Nov 20, 2016

Pierre Puvis de Chavannes: Beefcake Art in the Third Republic

Here's another painting I found at the Art Institute of Chicago.  The Fisherman's Family (1881), by Pierre Puvis de Chavannes.

Ok, there's a bare-breasted woman, a baby, and an old guy sleeping on the rocky beach, but the central figure is a hot fisherman, naked, a net hiding his penis.

Did this Chavannes have a gay connection?

Born in 1824, he became "the painter of France" during the Third Republic, commissioned for murals across the country.  He drew on the romantic movement of his youth, but he was at heart a symbolist, depicting modern French identity with Classical and Biblical motis.







Like Esau Returning from the Hunt (1859), a common motif in art, but here the men are all naked.

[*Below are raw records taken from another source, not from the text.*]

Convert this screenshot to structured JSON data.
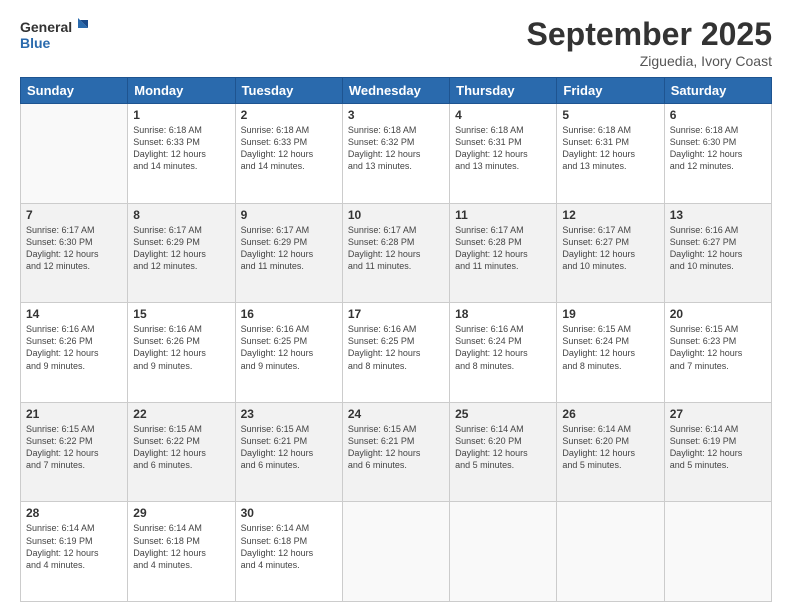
{
  "header": {
    "logo_line1": "General",
    "logo_line2": "Blue",
    "month": "September 2025",
    "location": "Ziguedia, Ivory Coast"
  },
  "weekdays": [
    "Sunday",
    "Monday",
    "Tuesday",
    "Wednesday",
    "Thursday",
    "Friday",
    "Saturday"
  ],
  "weeks": [
    [
      {
        "day": "",
        "content": ""
      },
      {
        "day": "1",
        "content": "Sunrise: 6:18 AM\nSunset: 6:33 PM\nDaylight: 12 hours\nand 14 minutes."
      },
      {
        "day": "2",
        "content": "Sunrise: 6:18 AM\nSunset: 6:33 PM\nDaylight: 12 hours\nand 14 minutes."
      },
      {
        "day": "3",
        "content": "Sunrise: 6:18 AM\nSunset: 6:32 PM\nDaylight: 12 hours\nand 13 minutes."
      },
      {
        "day": "4",
        "content": "Sunrise: 6:18 AM\nSunset: 6:31 PM\nDaylight: 12 hours\nand 13 minutes."
      },
      {
        "day": "5",
        "content": "Sunrise: 6:18 AM\nSunset: 6:31 PM\nDaylight: 12 hours\nand 13 minutes."
      },
      {
        "day": "6",
        "content": "Sunrise: 6:18 AM\nSunset: 6:30 PM\nDaylight: 12 hours\nand 12 minutes."
      }
    ],
    [
      {
        "day": "7",
        "content": "Sunrise: 6:17 AM\nSunset: 6:30 PM\nDaylight: 12 hours\nand 12 minutes."
      },
      {
        "day": "8",
        "content": "Sunrise: 6:17 AM\nSunset: 6:29 PM\nDaylight: 12 hours\nand 12 minutes."
      },
      {
        "day": "9",
        "content": "Sunrise: 6:17 AM\nSunset: 6:29 PM\nDaylight: 12 hours\nand 11 minutes."
      },
      {
        "day": "10",
        "content": "Sunrise: 6:17 AM\nSunset: 6:28 PM\nDaylight: 12 hours\nand 11 minutes."
      },
      {
        "day": "11",
        "content": "Sunrise: 6:17 AM\nSunset: 6:28 PM\nDaylight: 12 hours\nand 11 minutes."
      },
      {
        "day": "12",
        "content": "Sunrise: 6:17 AM\nSunset: 6:27 PM\nDaylight: 12 hours\nand 10 minutes."
      },
      {
        "day": "13",
        "content": "Sunrise: 6:16 AM\nSunset: 6:27 PM\nDaylight: 12 hours\nand 10 minutes."
      }
    ],
    [
      {
        "day": "14",
        "content": "Sunrise: 6:16 AM\nSunset: 6:26 PM\nDaylight: 12 hours\nand 9 minutes."
      },
      {
        "day": "15",
        "content": "Sunrise: 6:16 AM\nSunset: 6:26 PM\nDaylight: 12 hours\nand 9 minutes."
      },
      {
        "day": "16",
        "content": "Sunrise: 6:16 AM\nSunset: 6:25 PM\nDaylight: 12 hours\nand 9 minutes."
      },
      {
        "day": "17",
        "content": "Sunrise: 6:16 AM\nSunset: 6:25 PM\nDaylight: 12 hours\nand 8 minutes."
      },
      {
        "day": "18",
        "content": "Sunrise: 6:16 AM\nSunset: 6:24 PM\nDaylight: 12 hours\nand 8 minutes."
      },
      {
        "day": "19",
        "content": "Sunrise: 6:15 AM\nSunset: 6:24 PM\nDaylight: 12 hours\nand 8 minutes."
      },
      {
        "day": "20",
        "content": "Sunrise: 6:15 AM\nSunset: 6:23 PM\nDaylight: 12 hours\nand 7 minutes."
      }
    ],
    [
      {
        "day": "21",
        "content": "Sunrise: 6:15 AM\nSunset: 6:22 PM\nDaylight: 12 hours\nand 7 minutes."
      },
      {
        "day": "22",
        "content": "Sunrise: 6:15 AM\nSunset: 6:22 PM\nDaylight: 12 hours\nand 6 minutes."
      },
      {
        "day": "23",
        "content": "Sunrise: 6:15 AM\nSunset: 6:21 PM\nDaylight: 12 hours\nand 6 minutes."
      },
      {
        "day": "24",
        "content": "Sunrise: 6:15 AM\nSunset: 6:21 PM\nDaylight: 12 hours\nand 6 minutes."
      },
      {
        "day": "25",
        "content": "Sunrise: 6:14 AM\nSunset: 6:20 PM\nDaylight: 12 hours\nand 5 minutes."
      },
      {
        "day": "26",
        "content": "Sunrise: 6:14 AM\nSunset: 6:20 PM\nDaylight: 12 hours\nand 5 minutes."
      },
      {
        "day": "27",
        "content": "Sunrise: 6:14 AM\nSunset: 6:19 PM\nDaylight: 12 hours\nand 5 minutes."
      }
    ],
    [
      {
        "day": "28",
        "content": "Sunrise: 6:14 AM\nSunset: 6:19 PM\nDaylight: 12 hours\nand 4 minutes."
      },
      {
        "day": "29",
        "content": "Sunrise: 6:14 AM\nSunset: 6:18 PM\nDaylight: 12 hours\nand 4 minutes."
      },
      {
        "day": "30",
        "content": "Sunrise: 6:14 AM\nSunset: 6:18 PM\nDaylight: 12 hours\nand 4 minutes."
      },
      {
        "day": "",
        "content": ""
      },
      {
        "day": "",
        "content": ""
      },
      {
        "day": "",
        "content": ""
      },
      {
        "day": "",
        "content": ""
      }
    ]
  ]
}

He painted figures of naked women, too, but male nudity is often present in his work, often in unexpected places.  In The Beheading of John the Baptist (1859), the Christlike John the Baptist is about to be decapitated by a surprisingly muscular Moor.

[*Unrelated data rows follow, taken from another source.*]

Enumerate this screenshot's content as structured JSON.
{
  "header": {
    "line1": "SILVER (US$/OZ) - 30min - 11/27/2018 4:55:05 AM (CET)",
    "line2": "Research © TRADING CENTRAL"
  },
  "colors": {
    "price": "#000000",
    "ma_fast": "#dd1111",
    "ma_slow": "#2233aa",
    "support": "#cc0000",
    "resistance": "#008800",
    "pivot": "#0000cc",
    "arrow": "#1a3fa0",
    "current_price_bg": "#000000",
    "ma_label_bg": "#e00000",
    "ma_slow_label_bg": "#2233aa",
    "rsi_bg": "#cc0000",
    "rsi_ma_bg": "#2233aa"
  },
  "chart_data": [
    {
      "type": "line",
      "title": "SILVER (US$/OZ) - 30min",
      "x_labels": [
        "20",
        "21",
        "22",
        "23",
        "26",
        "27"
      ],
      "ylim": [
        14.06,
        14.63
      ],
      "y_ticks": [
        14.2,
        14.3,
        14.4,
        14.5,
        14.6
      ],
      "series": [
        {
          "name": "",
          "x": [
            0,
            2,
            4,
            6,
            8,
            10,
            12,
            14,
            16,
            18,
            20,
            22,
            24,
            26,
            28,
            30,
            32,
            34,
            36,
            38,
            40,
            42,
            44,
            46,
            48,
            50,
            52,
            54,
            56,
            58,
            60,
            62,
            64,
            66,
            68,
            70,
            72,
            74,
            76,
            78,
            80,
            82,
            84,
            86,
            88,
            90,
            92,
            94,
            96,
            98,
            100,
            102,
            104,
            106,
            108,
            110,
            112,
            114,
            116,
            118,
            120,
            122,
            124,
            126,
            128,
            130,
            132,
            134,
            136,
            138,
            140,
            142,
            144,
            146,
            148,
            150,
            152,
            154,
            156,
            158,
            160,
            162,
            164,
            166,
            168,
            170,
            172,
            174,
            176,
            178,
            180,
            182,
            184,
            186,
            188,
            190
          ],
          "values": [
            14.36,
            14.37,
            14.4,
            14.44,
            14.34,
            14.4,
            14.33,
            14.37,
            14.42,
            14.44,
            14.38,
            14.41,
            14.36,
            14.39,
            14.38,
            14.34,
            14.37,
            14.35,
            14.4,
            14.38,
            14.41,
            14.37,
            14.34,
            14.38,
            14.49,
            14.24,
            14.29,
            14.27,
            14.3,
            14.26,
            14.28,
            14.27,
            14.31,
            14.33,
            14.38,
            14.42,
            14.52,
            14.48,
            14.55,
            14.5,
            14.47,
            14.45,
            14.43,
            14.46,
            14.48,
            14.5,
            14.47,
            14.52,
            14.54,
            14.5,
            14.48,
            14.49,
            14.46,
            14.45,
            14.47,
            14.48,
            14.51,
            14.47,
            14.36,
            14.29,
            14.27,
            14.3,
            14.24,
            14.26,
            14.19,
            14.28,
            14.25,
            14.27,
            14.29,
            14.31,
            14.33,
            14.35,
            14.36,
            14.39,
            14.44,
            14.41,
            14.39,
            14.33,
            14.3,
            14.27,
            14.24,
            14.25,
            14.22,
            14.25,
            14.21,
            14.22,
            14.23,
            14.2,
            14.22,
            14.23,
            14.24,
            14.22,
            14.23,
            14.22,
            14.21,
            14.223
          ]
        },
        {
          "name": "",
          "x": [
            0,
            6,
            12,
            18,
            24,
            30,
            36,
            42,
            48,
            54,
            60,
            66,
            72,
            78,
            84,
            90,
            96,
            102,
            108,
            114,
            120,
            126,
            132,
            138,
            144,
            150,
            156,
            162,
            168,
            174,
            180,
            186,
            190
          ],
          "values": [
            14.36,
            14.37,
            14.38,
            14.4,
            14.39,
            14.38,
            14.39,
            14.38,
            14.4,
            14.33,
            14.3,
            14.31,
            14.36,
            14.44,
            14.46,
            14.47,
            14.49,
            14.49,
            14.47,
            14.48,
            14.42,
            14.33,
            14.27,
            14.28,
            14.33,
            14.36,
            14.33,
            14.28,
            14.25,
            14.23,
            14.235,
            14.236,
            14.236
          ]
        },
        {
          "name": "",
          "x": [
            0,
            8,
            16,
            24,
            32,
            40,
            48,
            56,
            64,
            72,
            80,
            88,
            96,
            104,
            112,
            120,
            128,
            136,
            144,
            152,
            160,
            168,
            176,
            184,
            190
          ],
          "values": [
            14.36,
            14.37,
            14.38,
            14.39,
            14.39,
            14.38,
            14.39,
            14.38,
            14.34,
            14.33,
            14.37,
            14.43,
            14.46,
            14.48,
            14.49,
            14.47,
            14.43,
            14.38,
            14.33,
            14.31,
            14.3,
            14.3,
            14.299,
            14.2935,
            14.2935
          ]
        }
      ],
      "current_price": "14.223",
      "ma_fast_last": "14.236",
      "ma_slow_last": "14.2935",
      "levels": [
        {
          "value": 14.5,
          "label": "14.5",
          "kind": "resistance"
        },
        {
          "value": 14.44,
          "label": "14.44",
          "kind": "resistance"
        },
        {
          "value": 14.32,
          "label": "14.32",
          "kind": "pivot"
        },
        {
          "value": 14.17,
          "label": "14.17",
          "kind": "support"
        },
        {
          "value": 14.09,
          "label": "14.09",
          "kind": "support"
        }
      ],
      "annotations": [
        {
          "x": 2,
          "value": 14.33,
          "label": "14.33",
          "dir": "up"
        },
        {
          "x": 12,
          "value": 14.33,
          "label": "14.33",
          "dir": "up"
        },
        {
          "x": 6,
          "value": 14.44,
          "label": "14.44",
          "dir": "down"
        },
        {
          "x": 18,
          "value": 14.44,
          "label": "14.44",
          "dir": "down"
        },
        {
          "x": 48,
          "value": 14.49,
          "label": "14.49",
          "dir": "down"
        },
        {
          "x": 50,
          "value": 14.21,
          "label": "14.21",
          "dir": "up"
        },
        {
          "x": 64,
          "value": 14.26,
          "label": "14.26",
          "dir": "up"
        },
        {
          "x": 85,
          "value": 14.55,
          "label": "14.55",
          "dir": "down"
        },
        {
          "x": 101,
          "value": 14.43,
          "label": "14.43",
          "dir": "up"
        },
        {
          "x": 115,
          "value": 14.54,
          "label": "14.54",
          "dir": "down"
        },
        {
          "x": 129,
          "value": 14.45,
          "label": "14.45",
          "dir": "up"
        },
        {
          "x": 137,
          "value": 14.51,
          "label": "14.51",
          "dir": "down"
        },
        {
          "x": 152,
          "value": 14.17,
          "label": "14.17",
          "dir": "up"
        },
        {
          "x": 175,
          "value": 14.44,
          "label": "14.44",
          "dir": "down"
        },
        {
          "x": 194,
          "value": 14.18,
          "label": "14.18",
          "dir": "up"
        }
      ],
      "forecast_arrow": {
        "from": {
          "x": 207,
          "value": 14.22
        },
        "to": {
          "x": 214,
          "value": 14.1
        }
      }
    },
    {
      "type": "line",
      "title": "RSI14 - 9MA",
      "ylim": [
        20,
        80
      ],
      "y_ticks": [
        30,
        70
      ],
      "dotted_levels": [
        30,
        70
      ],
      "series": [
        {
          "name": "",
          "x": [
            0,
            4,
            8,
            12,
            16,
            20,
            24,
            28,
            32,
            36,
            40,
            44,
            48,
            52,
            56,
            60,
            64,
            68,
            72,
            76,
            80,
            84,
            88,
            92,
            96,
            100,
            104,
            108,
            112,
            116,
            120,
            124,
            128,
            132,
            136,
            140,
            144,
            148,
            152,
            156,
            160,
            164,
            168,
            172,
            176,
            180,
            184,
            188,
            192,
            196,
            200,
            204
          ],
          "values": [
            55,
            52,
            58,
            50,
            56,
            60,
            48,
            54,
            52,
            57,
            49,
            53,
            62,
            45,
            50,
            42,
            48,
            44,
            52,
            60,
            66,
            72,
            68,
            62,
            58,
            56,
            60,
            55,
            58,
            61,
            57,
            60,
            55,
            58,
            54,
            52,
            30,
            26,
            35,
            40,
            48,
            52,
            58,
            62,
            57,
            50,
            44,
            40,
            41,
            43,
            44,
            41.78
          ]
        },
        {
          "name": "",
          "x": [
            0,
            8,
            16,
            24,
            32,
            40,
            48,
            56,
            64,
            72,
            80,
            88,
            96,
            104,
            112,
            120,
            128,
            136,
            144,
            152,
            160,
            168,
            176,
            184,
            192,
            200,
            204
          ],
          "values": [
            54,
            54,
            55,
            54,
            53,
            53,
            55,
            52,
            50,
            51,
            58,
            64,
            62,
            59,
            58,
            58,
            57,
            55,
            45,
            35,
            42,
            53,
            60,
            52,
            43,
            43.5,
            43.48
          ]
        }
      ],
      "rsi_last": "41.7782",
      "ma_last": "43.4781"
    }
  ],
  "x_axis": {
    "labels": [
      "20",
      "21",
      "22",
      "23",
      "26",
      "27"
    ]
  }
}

In Return of the Prodigal Son (1879), we don't actually see the prodigal son in the Biblical parable, just a lot of naked men working at various tasks.

In 1895, Chavannes married his friend of four decades, Princess Marie Cantacuzene.  They both died the following year.

Of course, he probably had lovers during his life.  Male, female, or both, who can say?